TLDR
By documenting the emotionally rewarding properties of costly prosocial behavior among toddlers, this research provides initial support for the claim that experiencing positive emotions when giving to others is a proximate mechanism for human cooperation.
Toddlers' prosocial behavior: from instrumental to empathic to altruistic helping.
TLDR
Findings suggest that over the 2nd year of life, prosocial behavior develops from relying on action understanding and explicit communications to understanding others' emotions from subtle cues.
The impact of choice on young children's prosocial motivation.
Giving Preschoolers Choice Increases Sharing Behavior
TLDR
It is proposed that the experience of choice is critically tied to the expression of young children’s altruistic behavior, and it is suggested that children rationally infer their prosociality through the process of making difficult, autonomous choices.
...
...

References

SHOWING 1-10 OF 21 REFERENCES
Helping and Cooperation at 14 Months of Age.
  • F. Warneken, M. Tomasello
  • Psychology
    Infancy : the official journal of the International Society on Infant Studies
  • 2007
TLDR
Two experiments investigated the proclivity of 14-month-old infants to altruistically help others toward individual goals, and to cooperate toward a shared goal, which is integrated into a model of cooperative activities as they develop over the 2nd year of life.
Consequences of superfluous social constraints: Effects on young children's social inferences and subsequent intrinsic interest.
ion and generalization should also characterize the manner in which children acquire an understanding of the relationship between the receipt of performance-coritingent rewards and one's competence
Undermining children's intrinsic interest with extrinsic reward: A test of the "overjustification" hypothesis.
A field experiment was conducted with children to test the "overjustification" hypothesis suggested by self-percepti on theory—the proposition that a person's intrinsic interest in an activity may be
Altruistic Helping in Human Infants and Young Chimpanzees
TLDR

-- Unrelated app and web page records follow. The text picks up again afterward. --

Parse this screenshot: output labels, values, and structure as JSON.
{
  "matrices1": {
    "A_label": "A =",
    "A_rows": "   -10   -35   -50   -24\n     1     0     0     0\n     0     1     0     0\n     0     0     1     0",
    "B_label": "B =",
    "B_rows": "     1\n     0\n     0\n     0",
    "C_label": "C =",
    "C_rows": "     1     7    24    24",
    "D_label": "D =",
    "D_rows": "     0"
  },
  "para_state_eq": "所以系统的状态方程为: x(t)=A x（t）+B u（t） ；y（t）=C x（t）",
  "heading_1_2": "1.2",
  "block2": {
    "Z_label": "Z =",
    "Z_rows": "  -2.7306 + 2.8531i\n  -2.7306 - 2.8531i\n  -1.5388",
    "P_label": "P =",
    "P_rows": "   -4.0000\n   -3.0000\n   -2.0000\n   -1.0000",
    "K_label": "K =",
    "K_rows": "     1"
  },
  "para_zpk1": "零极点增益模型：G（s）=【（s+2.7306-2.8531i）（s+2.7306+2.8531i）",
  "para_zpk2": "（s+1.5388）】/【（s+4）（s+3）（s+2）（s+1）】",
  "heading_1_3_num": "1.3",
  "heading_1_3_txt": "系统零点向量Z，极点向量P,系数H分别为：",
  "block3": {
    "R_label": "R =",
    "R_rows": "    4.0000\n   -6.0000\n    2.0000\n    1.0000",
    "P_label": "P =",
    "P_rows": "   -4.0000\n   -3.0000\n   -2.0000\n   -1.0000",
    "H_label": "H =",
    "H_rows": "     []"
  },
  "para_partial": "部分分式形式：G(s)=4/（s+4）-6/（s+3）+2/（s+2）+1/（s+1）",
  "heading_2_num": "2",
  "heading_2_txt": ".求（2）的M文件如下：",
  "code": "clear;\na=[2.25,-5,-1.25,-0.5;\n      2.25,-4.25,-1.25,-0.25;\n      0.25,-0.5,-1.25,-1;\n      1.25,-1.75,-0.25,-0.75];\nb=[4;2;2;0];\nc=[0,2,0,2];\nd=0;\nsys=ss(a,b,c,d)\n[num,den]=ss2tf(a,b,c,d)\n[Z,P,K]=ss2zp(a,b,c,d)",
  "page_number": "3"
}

It is shown that human children as young as 18 months of age quite readily help others to achieve their goals in a variety of different situations, which requires both an understanding of others' goals and an altruistic motivation to help.
Effects of Reward Contexts on Young Children's Task Interest

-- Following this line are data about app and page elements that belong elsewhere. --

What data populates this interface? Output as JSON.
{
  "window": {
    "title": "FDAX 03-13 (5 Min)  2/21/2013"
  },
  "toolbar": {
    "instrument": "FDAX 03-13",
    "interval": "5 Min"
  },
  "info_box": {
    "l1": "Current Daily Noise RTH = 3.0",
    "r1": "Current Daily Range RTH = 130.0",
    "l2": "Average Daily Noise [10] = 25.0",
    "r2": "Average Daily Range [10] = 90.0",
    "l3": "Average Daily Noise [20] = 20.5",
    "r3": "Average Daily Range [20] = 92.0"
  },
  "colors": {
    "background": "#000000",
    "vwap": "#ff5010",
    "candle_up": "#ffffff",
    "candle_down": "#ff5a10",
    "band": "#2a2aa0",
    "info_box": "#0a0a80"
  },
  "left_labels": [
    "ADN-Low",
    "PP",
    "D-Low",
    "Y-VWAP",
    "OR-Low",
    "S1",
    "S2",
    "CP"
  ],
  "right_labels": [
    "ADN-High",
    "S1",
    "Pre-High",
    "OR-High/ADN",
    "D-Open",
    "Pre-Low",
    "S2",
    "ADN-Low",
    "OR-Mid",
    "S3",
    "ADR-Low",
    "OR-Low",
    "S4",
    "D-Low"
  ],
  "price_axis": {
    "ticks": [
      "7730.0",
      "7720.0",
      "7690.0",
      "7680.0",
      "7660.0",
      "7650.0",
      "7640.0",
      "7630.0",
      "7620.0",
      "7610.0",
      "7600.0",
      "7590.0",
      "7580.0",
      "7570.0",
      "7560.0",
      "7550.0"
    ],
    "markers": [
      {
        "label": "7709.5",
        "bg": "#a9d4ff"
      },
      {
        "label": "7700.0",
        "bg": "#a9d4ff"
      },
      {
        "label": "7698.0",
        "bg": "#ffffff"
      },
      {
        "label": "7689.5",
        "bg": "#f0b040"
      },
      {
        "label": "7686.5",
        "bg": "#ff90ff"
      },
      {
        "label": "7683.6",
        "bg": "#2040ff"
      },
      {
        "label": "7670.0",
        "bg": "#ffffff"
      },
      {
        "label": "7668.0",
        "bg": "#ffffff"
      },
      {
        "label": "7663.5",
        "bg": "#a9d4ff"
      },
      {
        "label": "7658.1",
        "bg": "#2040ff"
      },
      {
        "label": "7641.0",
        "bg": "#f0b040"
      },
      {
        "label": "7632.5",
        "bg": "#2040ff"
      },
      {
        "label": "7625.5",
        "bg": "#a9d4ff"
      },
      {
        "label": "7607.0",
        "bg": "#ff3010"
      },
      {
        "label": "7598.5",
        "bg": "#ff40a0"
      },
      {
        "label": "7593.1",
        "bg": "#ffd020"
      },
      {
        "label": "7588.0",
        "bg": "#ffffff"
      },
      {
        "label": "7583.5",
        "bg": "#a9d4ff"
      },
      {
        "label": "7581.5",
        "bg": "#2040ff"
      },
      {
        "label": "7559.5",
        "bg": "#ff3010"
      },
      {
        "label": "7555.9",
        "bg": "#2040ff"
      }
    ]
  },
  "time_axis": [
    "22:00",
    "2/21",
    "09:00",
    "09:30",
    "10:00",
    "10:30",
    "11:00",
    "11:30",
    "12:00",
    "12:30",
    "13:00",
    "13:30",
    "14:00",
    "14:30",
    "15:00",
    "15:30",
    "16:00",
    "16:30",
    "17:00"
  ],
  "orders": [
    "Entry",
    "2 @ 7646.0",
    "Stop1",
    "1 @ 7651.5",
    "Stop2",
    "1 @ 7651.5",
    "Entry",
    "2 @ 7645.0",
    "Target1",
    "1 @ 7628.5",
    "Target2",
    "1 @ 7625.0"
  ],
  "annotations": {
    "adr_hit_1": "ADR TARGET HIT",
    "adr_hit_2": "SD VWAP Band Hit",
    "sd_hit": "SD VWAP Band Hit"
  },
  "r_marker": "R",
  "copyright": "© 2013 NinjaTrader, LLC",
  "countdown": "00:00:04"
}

Abstract Two studies designed to examine the consequences of rewards and the contexts in which they are used on children's task interest are presented. In Experiment 1, 56 preschoolers in three
Attribution of Dispositional States by 12-Month-Olds
TLDR
Three experiments are reported suggesting that 12-month-old infants not only can recognize goal-related action, but also can interpret future actions of an actor on the basis of previously witnessed behavior in another context.
Effects of Externally Mediated Rewards on Intrinsic Motivation.
Two laboratory experiments and one field experiment were conducted to investigate the effects of external rewards on intrinsic motivation to perform an activity. In each experiment, subjects were
Spontaneous Altruism by Chimpanzees and Young Children
TLDR
Experimental evidence that chimpanzees perform basic forms of helping in the absence of rewards spontaneously and repeatedly toward humans and conspecifics is reported, indicating that chimpanzees share crucial aspects of altruism with humans and suggesting that the roots of human altruism may go deeper than previous experimental evidence suggested.
The Social Psychology of Prosocial Behavior
Contents: Preface. An Introduction to Prosocial Behavior. The Origins of Prosocial Behavior: Are People Selfish or Selfless by Nature? The Context: When Will People Help? Why Do People Help? Planned
A meta-analytic review of experiments examining the effects of extrinsic rewards on intrinsic motivation.
TLDR
A meta-analysis of 128 studies examined the effects of extrinsic rewards on intrinsic motivation, finding that Tangible rewards tended to be more detrimental for children than college students, and verbal rewards tend to be less enhancing for children compared with college students.
...
...